On page 13 of the January 1986 issue, in the publisher’s column, David Bunnell ran a piece entitled “If the Mac Only Had Color–and Then What?” The piece spoke of the frustration some Mac owners were feeling, seeing GUI-based machines sporting color displays such as the Amiga and Atari ST hitting the market. (The Macintosh II, offering a color display, did not appear until the following year.) Bunnell tried to allay such reader envy, pointing out that his three-year-old office PC had two monitors, one color and one black and white, and that he almost never used the color display. He went on to speak in high terms of Apple’s new ImageWriter II printer, reviewed within the issue, capable of printing seven colors, even on the Macintosh.

Bunnell then headed in a direction that raised my 13-year-old ire. He indicated he had recently spent time evaluating the Amiga and — well, I’ll let him speak for himself.

I recently spent some time evaluating Commodore’s Amiga, the new computer that features advanced color graphics. What I discovered really surprised me: the resolution of color on the Amiga is actually not that much better than the resolution of color on the IBM PC.
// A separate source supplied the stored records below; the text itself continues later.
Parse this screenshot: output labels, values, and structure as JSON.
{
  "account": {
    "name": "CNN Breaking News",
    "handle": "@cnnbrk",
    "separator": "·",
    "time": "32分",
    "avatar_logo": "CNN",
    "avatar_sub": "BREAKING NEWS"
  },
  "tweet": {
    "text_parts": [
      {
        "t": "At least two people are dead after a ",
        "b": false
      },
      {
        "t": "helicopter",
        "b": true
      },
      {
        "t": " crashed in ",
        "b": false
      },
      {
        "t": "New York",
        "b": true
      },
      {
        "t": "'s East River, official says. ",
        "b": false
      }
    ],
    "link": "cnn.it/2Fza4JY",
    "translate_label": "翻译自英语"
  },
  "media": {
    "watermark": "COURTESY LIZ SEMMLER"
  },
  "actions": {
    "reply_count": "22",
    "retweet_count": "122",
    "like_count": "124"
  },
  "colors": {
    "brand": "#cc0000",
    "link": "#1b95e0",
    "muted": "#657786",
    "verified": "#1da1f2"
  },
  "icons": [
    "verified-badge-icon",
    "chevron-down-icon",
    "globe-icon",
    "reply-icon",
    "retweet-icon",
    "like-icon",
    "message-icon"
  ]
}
The Amiga’s really super resolution is on its black-and-white monitor, just as it is on the Mac.

So if you want to use serious business applications with the Amiga, you still need a black-and-white screen. If you want color, you need a different screen, and you end up with lower resolution. The color screen appears to be good only for games or for certain small niches in the computer market, such as graphic art or screen presentations.

By not making the Macintosh a color machine right off the bat, Apple recognized that today’s color technology is still too primitive to dabble in. Creating the same screen resolution in color as you have on a black-and-white screen is not really worthwhile at this stage because the color rinses out in the wash.

On the Amiga you can’t even draw a proper circle in color. It looks more like a rounded bunch of jagged lines and is virtrually irreproducible on paper.

Right now color is best for games and educational programs. Therefor having color on the Apple II is a natural, while color on the Macintosh makes less sense.

As a (13-year-old) Amiga user, that really pissed me off. Commodore did not launch the Amiga with or promote any monochrome display. The Amiga’s high-resolution screenmode was 640×400 pixels (plus overscan) in 16 colors out of a 4096-color palette (while the Mac’s was 512×342 pixels, black and white). In order to work with less expensive 15kHz screens, this mode was interlaced (like television), and so GUI-type on-screen images exhibited flicker. I have heard that Commodore planned to release a long-persistence (slow-phosphor) RGB monitor to reduce flicker, but I don’t believe that ever made it to production. I spent hours and hours using Deluxe Paint to create video art in the interlaced mode. And the circles were smooth.

I had recently received an Okimate 20 high-resolution color printer for Christmas and my bedroom wall was covered with full-color printouts of my “paintings.” I was in such a lather after reading Bunnell’s article slighting the Amiga that I sat down and typed out a letter — to Commodore — making them aware of the shots fired, complete with a few (smooth) circles drawn in color at the bottom. I printed it out on that printer, evidence of the Amiga’s ability to reproduce color circles on paper, and mailed it off to West Chester, PA along with page 13. I have no recollection as to whether or not I expected some kind of response. (I received none). I suppose it was mainly catharsis.

Since my copy of this Macworld is missing page 13, I had to consult the Internet Archive to capture the page in question.

Posted in Amiga, Just Rambling, Macintosh | 6 Comments